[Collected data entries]
____
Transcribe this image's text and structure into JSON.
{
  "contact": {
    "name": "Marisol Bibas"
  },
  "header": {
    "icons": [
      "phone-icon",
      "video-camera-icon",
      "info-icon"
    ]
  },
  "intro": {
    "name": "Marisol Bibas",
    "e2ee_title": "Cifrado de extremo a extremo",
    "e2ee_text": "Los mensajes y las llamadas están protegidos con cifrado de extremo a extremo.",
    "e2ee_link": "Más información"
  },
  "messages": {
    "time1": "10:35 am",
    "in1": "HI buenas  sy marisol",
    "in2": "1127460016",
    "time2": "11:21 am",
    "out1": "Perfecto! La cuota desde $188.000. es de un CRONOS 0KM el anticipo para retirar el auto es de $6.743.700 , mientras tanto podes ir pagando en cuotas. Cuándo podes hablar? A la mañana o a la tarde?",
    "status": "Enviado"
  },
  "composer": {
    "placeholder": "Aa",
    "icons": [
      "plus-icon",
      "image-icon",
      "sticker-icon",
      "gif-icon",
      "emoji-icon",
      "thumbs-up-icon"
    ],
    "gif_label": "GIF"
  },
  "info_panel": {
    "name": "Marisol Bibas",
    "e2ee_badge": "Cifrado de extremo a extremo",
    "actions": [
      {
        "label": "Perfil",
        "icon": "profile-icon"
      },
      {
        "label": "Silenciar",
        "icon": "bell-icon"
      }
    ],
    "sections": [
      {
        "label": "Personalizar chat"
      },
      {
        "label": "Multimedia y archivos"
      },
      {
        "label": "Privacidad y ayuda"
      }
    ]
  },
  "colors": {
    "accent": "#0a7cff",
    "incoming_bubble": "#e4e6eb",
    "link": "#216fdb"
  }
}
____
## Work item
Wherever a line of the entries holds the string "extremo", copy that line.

## Solution for this exercise
    "e2ee_title": "Cifrado de extremo a extremo",
    "e2ee_text": "Los mensajes y las llamadas están protegidos con cifrado de extremo a extremo.",
    "e2ee_badge": "Cifrado de extremo a extremo",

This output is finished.